Ha’aretz (online) reported today is that the IDF has decided to forgo buying American made cluster bombs and rely instead on Israeli Military Industries (IMI – also commonly referred to as Ta’as) for future purchases. According to the article, two years ago, during the Second Lebanon War, when Israel relied heavily on American made bombs, “between 30 percent and 40 percent of the bombs failed to explode on impact”. In addition to the obvious operational drawback to weapon that is effective only just over half of the times, unexploded cluter bombs have remained all over southern Lebanon have contituted a pretty significant risk to civilians in the area, and have even caused more than a few deaths after the end of the war. IMI, on the other hand, claims that its cluster bombs have a less than 1 percent rate of unexploded bombs.
Apart from these advantages, this is also a positive move on Israel’s part because it is relying on local industry for the state’s needs. Free trade notwithstanding, Israel purchases most of its weapons from the U.S using the extensive financial suport Israel receives in the form of military aid. Israel also receieves a few billion dollars every year as economic foreign aid.
While a nice gesture on America’s side, from an Israeli standpoint this is bad. Very bad. There was once a time Israel’s future was insecure and much of that was due to economic instability. That time is no more. By accepting foreign funds it has become, de facto, a patron state and is constantly beholden to the U.S. Israel cannot make foreign policy decisions, trade agreements or even determine its own domestic policy without requesting permission from the rich uncle on the other side of the ocean.
Also today, Ha’aretz reported that the U.S has approved the sale of 25 F-35 stealth fighter jets to Israel. From a military standpoint, I’m sure the top brass in Israel thinks this is great news. They are the experts, and in the short-term, they are probably right. However, if Israel were not reliant on America, and did not spend 75% of its aid in the United States, it would be forced to come up with solutions of its own. This is not to say that the U.S.-Israel relationship is of no use, or that it should be weakened. It should, however, be a relationship of equals. Not a patron-client relationship.
The Israeli economy is strong enough today to survive on its own. American aid to Israel needs to end now. A truly independent Israel would develop its own military technology and would not be reliant on the permission of foreign bodies to purchase items it deems necessary for its defense. It would develop them on its own. Israel has, after all, developed a superior tank, the tank. If actually forced to, Israel would be able to come up with a superior fighter jet as well. We are no longer in the era of the Lavi.
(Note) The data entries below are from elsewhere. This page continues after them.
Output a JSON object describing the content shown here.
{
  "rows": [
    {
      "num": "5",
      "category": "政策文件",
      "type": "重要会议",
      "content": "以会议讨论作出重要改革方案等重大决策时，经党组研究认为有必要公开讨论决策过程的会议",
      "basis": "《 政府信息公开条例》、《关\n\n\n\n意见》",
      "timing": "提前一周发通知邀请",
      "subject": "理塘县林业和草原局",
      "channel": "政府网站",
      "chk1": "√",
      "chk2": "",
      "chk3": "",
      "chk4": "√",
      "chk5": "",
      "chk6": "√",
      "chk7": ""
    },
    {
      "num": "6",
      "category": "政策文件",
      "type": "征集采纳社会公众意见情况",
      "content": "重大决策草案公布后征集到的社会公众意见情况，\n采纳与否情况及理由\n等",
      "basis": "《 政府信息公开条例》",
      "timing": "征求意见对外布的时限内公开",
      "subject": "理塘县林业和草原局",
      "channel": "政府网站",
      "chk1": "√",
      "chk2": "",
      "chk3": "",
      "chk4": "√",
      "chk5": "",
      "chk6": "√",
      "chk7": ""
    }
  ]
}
With a 21-year low employment rate of 6.1%, the 2007 inflation at 3.4% and the Shekel constantly strengthening against the US Dollar (even lately, when the Dollar has been doing better agains the Euro and the British Pound), Israel’s economy is not the flailing economy of a fledgling state any longer. If given the opportunity, we would be able to supply our military ourselves and make policy decisions without hypocritical American threats.
Traditionally, what happens on Rosh HaShana is a sign of what will happen throughout the coming year. Nevertheless, I hope this year does not follow this trend, and true Israeli independence will finally be a reality.